[Work task]: A copy is needed of each line in the records that has the word "баллов".

[Supplied records]:
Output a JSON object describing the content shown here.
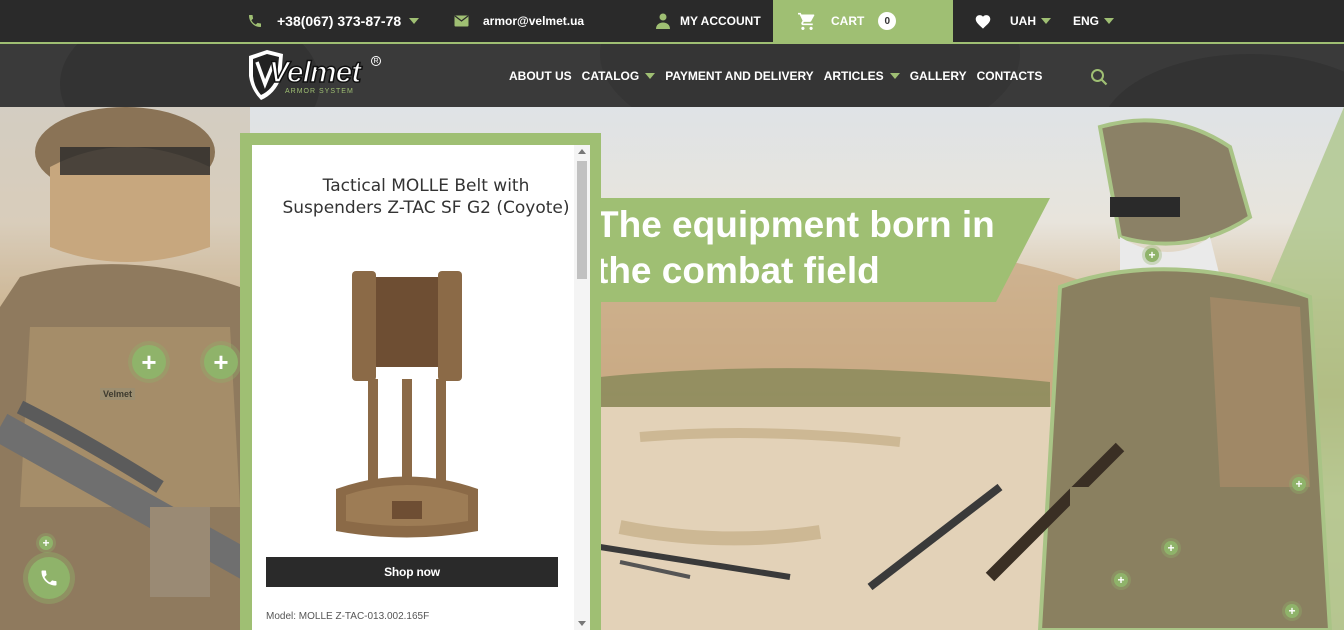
{
  "topbar": {
    "phone": "+38(067) 373-87-78",
    "email": "armor@velmet.ua",
    "account_label": "MY ACCOUNT",
    "cart_label": "CART",
    "cart_count": "0",
    "currency": "UAH",
    "language": "ENG"
  },
  "logo": {
    "brand": "Velmet",
    "tagline": "ARMOR SYSTEM"
  },
  "nav": {
    "items": [
      {
        "label": "ABOUT US"
      },
      {
        "label": "CATALOG"
      },
      {
        "label": "PAYMENT AND DELIVERY"
      },
      {
        "label": "ARTICLES"
      },
      {
        "label": "GALLERY"
      },
      {
        "label": "CONTACTS"
      }
    ]
  },
  "hero": {
    "headline_line1": "The equipment born in",
    "headline_line2": "the combat field",
    "patch_text": "Velmet"
  },
  "product_card": {
    "title": "Tactical MOLLE Belt with Suspenders Z-TAC SF G2 (Coyote)",
    "button_label": "Shop now",
    "model": "Model: MOLLE Z-TAC-013.002.165F"
  },
  "colors": {
    "accent": "#9fbf73",
    "dark": "#2a2a2a",
    "nav_bg": "#3a3a3a"
  }
}
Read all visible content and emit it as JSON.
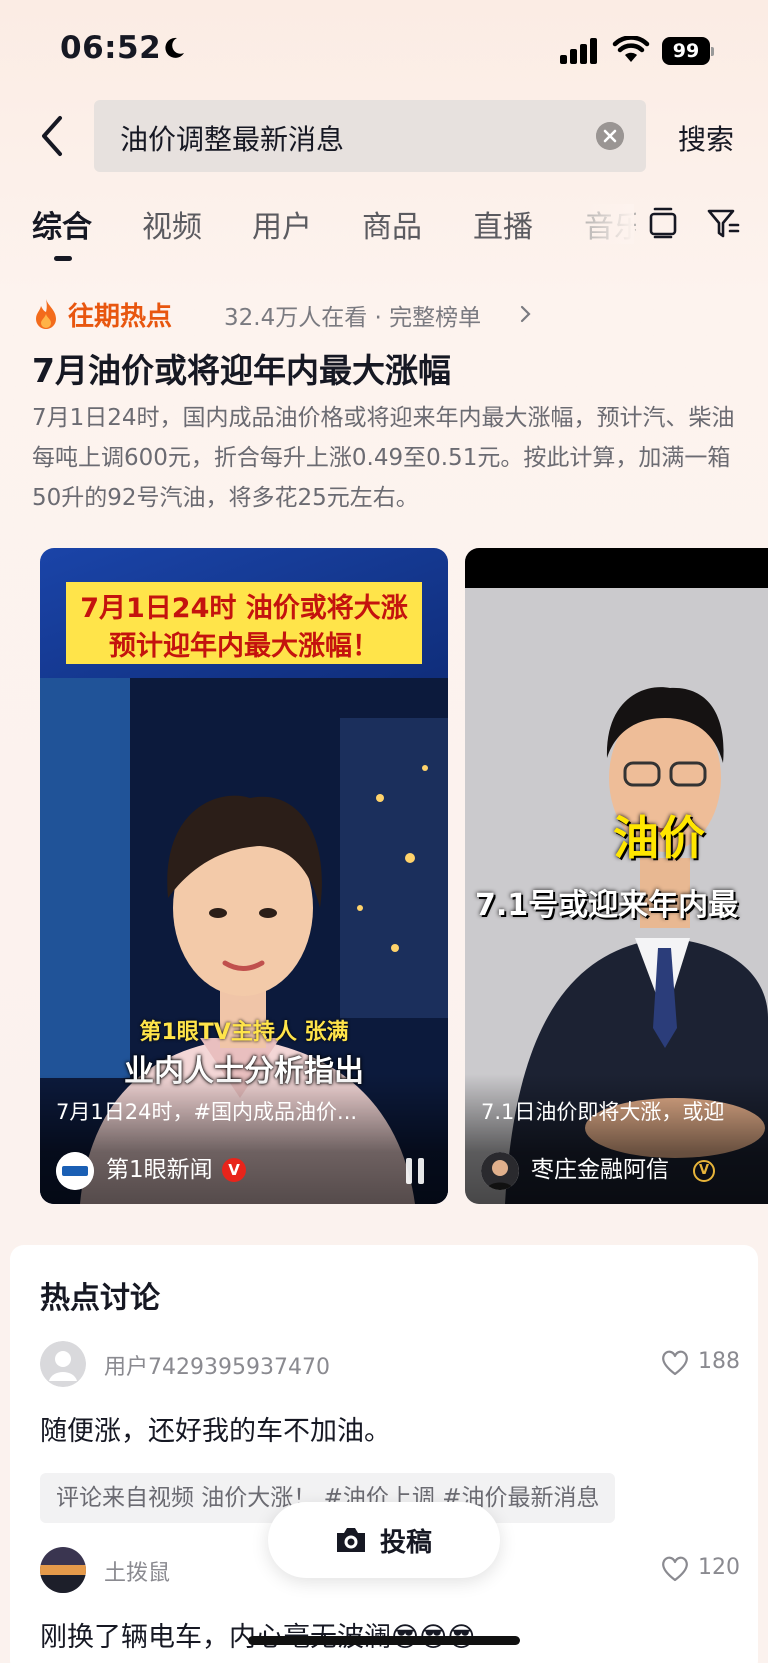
{
  "status_bar": {
    "time": "06:52",
    "battery": "99"
  },
  "search": {
    "query": "油价调整最新消息",
    "search_label": "搜索"
  },
  "tabs": [
    {
      "label": "综合"
    },
    {
      "label": "视频"
    },
    {
      "label": "用户"
    },
    {
      "label": "商品"
    },
    {
      "label": "直播"
    },
    {
      "label": "音乐"
    }
  ],
  "hot": {
    "label": "往期热点",
    "meta": "32.4万人在看 · 完整榜单",
    "title": "7月油价或将迎年内最大涨幅",
    "description": "7月1日24时，国内成品油价格或将迎来年内最大涨幅，预计汽、柴油每吨上调600元，折合每升上涨0.49至0.51元。按此计算，加满一箱50升的92号汽油，将多花25元左右。"
  },
  "videos": [
    {
      "caption_line1": "7月1日24时 油价或将大涨",
      "caption_line2": "预计迎年内最大涨幅！",
      "overlay_small": "第1眼TV主持人 张满",
      "overlay_big": "业内人士分析指出",
      "description": "7月1日24时，#国内成品油价...",
      "author": "第1眼新闻",
      "verified_mark": "V"
    },
    {
      "title": "油价",
      "subtitle": "7.1号或迎来年内最",
      "description": "7.1日油价即将大涨，或迎",
      "author": "枣庄金融阿信",
      "verified_mark": "V"
    }
  ],
  "discussion": {
    "title": "热点讨论",
    "comments": [
      {
        "user": "用户7429395937470",
        "likes": "188",
        "text": "随便涨，还好我的车不加油。",
        "source": "评论来自视频 油价大涨！ #油价上调 #油价最新消息"
      },
      {
        "user": "土拨鼠",
        "likes": "120",
        "text": "刚换了辆电车，内心毫无波澜😎😎😎"
      }
    ]
  },
  "post_button": {
    "label": "投稿"
  },
  "colors": {
    "accent_orange": "#e8560f",
    "caption_yellow": "#ffe44a",
    "verified_red": "#e8241b",
    "verified_gold": "#e7b43a"
  }
}
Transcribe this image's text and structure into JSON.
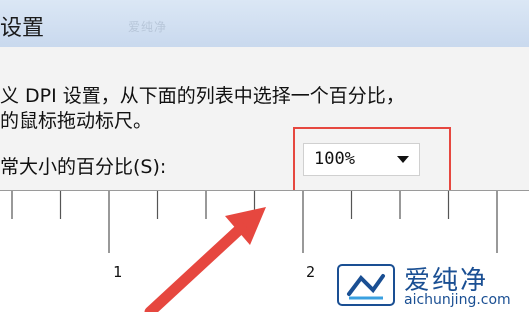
{
  "window": {
    "title": "设置"
  },
  "description": {
    "line1": "义 DPI 设置，从下面的列表中选择一个百分比，",
    "line2": "的鼠标拖动标尺。"
  },
  "scale": {
    "label": "常大小的百分比(S):",
    "selected_value": "100%"
  },
  "ruler": {
    "numbers": [
      "1",
      "2"
    ]
  },
  "watermark": {
    "name": "爱纯净",
    "url": "aichunjing.com",
    "faint_text": "爱纯净"
  },
  "colors": {
    "highlight": "#e6473f",
    "brand": "#1a4f93"
  }
}
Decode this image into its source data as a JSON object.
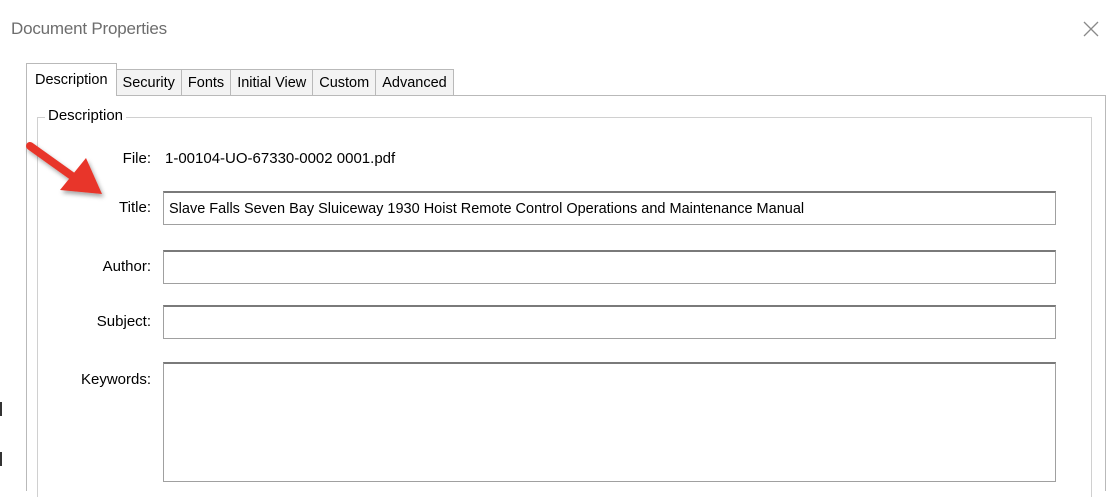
{
  "window": {
    "title": "Document Properties",
    "close_glyph": "╳"
  },
  "tabs": [
    {
      "label": "Description",
      "active": true
    },
    {
      "label": "Security",
      "active": false
    },
    {
      "label": "Fonts",
      "active": false
    },
    {
      "label": "Initial View",
      "active": false
    },
    {
      "label": "Custom",
      "active": false
    },
    {
      "label": "Advanced",
      "active": false
    }
  ],
  "description": {
    "group_label": "Description",
    "file_label": "File:",
    "file_value": "1-00104-UO-67330-0002 0001.pdf",
    "title_label": "Title:",
    "title_value": "Slave Falls Seven Bay Sluiceway 1930 Hoist Remote Control Operations and Maintenance Manual",
    "author_label": "Author:",
    "author_value": "",
    "subject_label": "Subject:",
    "subject_value": "",
    "keywords_label": "Keywords:",
    "keywords_value": ""
  },
  "annotation": {
    "arrow_icon": "red-arrow-icon",
    "arrow_color": "#e8362a"
  }
}
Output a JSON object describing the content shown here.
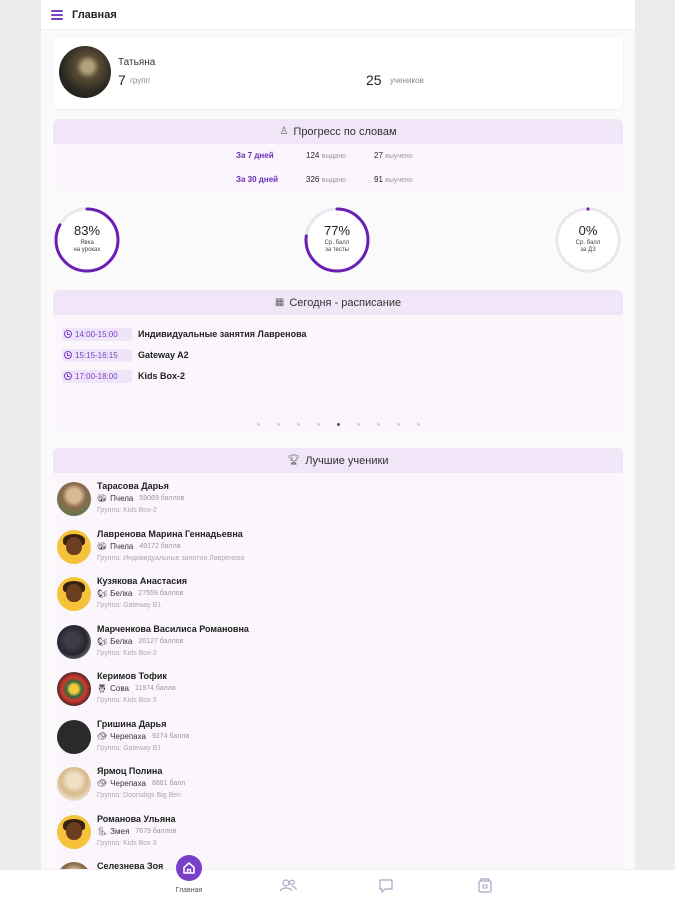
{
  "header": {
    "title": "Главная",
    "menu_icon": "hamburger-menu-icon"
  },
  "profile": {
    "name": "Татьяна",
    "groups_count": "7",
    "groups_label": "групп",
    "students_count": "25",
    "students_label": "учеников"
  },
  "progress": {
    "title": "Прогресс по словам",
    "icon": "user-icon",
    "rows": [
      {
        "period": "За 7 дней",
        "issued": "124",
        "issued_label": "выдано",
        "learned": "27",
        "learned_label": "выучено"
      },
      {
        "period": "За 30 дней",
        "issued": "326",
        "issued_label": "выдано",
        "learned": "91",
        "learned_label": "выучено"
      }
    ]
  },
  "metrics": [
    {
      "value": "83%",
      "fraction": 0.83,
      "caption1": "Явка",
      "caption2": "на уроках"
    },
    {
      "value": "77%",
      "fraction": 0.77,
      "caption1": "Ср. балл",
      "caption2": "за тесты"
    },
    {
      "value": "0%",
      "fraction": 0.0,
      "caption1": "Ср. балл",
      "caption2": "за ДЗ"
    }
  ],
  "schedule": {
    "title": "Сегодня  - расписание",
    "icon": "calendar-icon",
    "items": [
      {
        "time": "14:00-15:00",
        "name": "Индивидуальные занятия Лавренова"
      },
      {
        "time": "15:15-16:15",
        "name": "Gateway A2"
      },
      {
        "time": "17:00-18:00",
        "name": "Kids Box-2"
      }
    ],
    "pager_count": 9,
    "pager_active": 4
  },
  "best": {
    "title": "Лучшие ученики",
    "icon": "trophy-icon",
    "students": [
      {
        "name": "Тарасова Дарья",
        "level": "Пчела",
        "level_icon": "bee-icon",
        "points": "59069 баллов",
        "group": "Группа: Kids Box-2",
        "avatar": "photo1"
      },
      {
        "name": "Лавренова Марина Геннадьевна",
        "level": "Пчела",
        "level_icon": "bee-icon",
        "points": "49172 балла",
        "group": "Группа: Индивидуальные занятия Лавренова",
        "avatar": "yellow"
      },
      {
        "name": "Кузякова Анастасия",
        "level": "Белка",
        "level_icon": "squirrel-icon",
        "points": "27559 баллов",
        "group": "Группа: Gateway B1",
        "avatar": "yellow"
      },
      {
        "name": "Марченкова Василиса Романовна",
        "level": "Белка",
        "level_icon": "squirrel-icon",
        "points": "20127 баллов",
        "group": "Группа: Kids Box-2",
        "avatar": "photo2"
      },
      {
        "name": "Керимов Тофик",
        "level": "Сова",
        "level_icon": "owl-icon",
        "points": "11974 балла",
        "group": "Группа: Kids Box 3",
        "avatar": "mario"
      },
      {
        "name": "Гришина Дарья",
        "level": "Черепаха",
        "level_icon": "turtle-icon",
        "points": "9274 балла",
        "group": "Группа: Gateway B1",
        "avatar": "dark"
      },
      {
        "name": "Ярмоц Полина",
        "level": "Черепаха",
        "level_icon": "turtle-icon",
        "points": "8881 балл",
        "group": "Группа: Doorsdigs Big Ben",
        "avatar": "blond"
      },
      {
        "name": "Романова Ульяна",
        "level": "Змея",
        "level_icon": "snake-icon",
        "points": "7679 баллов",
        "group": "Группа: Kids Box 3",
        "avatar": "yellow"
      },
      {
        "name": "Селезнева Зоя",
        "level": "",
        "level_icon": "",
        "points": "",
        "group": "",
        "avatar": "photo1"
      }
    ]
  },
  "bottom_nav": [
    {
      "label": "Главная",
      "icon": "home-icon",
      "active": true
    },
    {
      "label": "",
      "icon": "users-icon",
      "active": false
    },
    {
      "label": "",
      "icon": "chat-icon",
      "active": false
    },
    {
      "label": "",
      "icon": "wallet-icon",
      "active": false
    }
  ],
  "colors": {
    "accent": "#7a3fc9",
    "card_header": "#f0e6f7",
    "card_bg": "#faf6fc"
  }
}
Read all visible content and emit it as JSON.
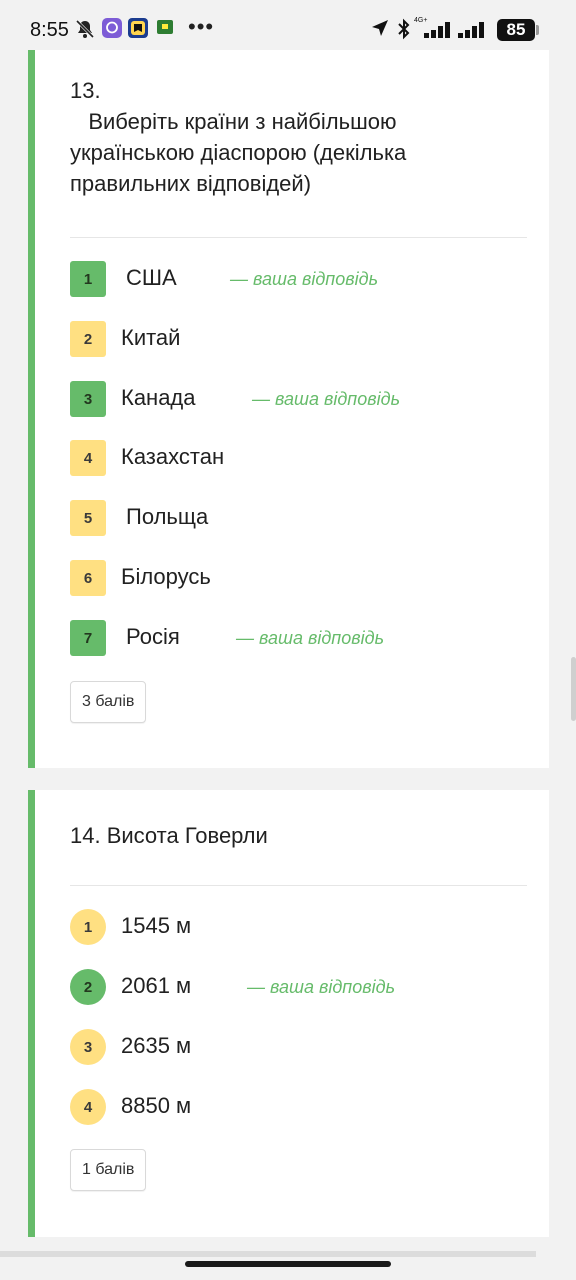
{
  "status_bar": {
    "time": "8:55",
    "battery": "85",
    "network": "4G+",
    "icons": [
      "bell-off-icon",
      "viber-icon",
      "app-icon",
      "sim-icon",
      "location-arrow-icon",
      "bluetooth-icon",
      "signal-icon",
      "signal-icon"
    ]
  },
  "your_answer_label": "— ваша відповідь",
  "questions": [
    {
      "title": "13.\n   Виберіть країни з найбільшою українською діаспорою (декілька правильних відповідей)",
      "options": [
        {
          "num": "1",
          "text": "США",
          "selected": true
        },
        {
          "num": "2",
          "text": "Китай",
          "selected": false
        },
        {
          "num": "3",
          "text": "Канада",
          "selected": true
        },
        {
          "num": "4",
          "text": "Казахстан",
          "selected": false
        },
        {
          "num": "5",
          "text": "Польща",
          "selected": false
        },
        {
          "num": "6",
          "text": "Білорусь",
          "selected": false
        },
        {
          "num": "7",
          "text": "Росія",
          "selected": true
        }
      ],
      "points": "3 балів"
    },
    {
      "title": "14. Висота Говерли",
      "options": [
        {
          "num": "1",
          "text": "1545 м",
          "selected": false
        },
        {
          "num": "2",
          "text": "2061 м",
          "selected": true
        },
        {
          "num": "3",
          "text": "2635 м",
          "selected": false
        },
        {
          "num": "4",
          "text": "8850 м",
          "selected": false
        }
      ],
      "points": "1 балів"
    }
  ],
  "colors": {
    "accent_green": "#66bb6a",
    "badge_yellow": "#ffe082",
    "background": "#f2f2f2"
  }
}
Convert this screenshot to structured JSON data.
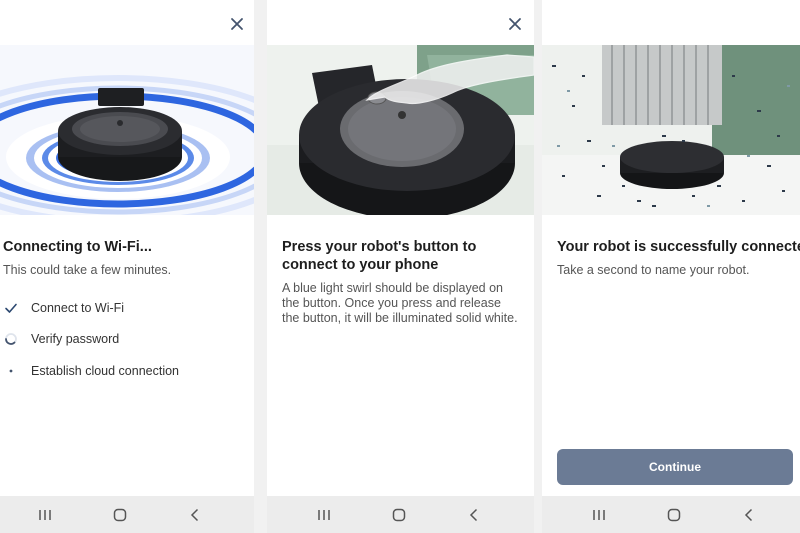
{
  "screens": [
    {
      "title": "Connecting to Wi-Fi...",
      "subtitle": "This could take a few minutes.",
      "steps": [
        {
          "label": "Connect to Wi-Fi",
          "state": "done",
          "icon": "checkmark-icon"
        },
        {
          "label": "Verify password",
          "state": "in-progress",
          "icon": "spinner-icon"
        },
        {
          "label": "Establish cloud connection",
          "state": "pending",
          "icon": "bullet-icon"
        }
      ]
    },
    {
      "title": "Press your robot's button to connect to your phone",
      "body": "A blue light swirl should be displayed on the button. Once you press and release the button, it will be illuminated solid white."
    },
    {
      "title": "Your robot is successfully connected!",
      "subtitle": "Take a second to name your robot.",
      "continue_label": "Continue"
    }
  ],
  "colors": {
    "accent_blue": "#2e66e0",
    "button": "#6b7b95",
    "check": "#2c4870",
    "navbar": "#ececec"
  },
  "icons": {
    "close": "close-icon",
    "nav_recent": "recent-apps-icon",
    "nav_home": "home-icon",
    "nav_back": "back-icon"
  }
}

[Solution to this task]:
        "points": "59069 баллов",
        "points": "27559 баллов",
        "points": "20127 баллов",
        "points": "7679 баллов",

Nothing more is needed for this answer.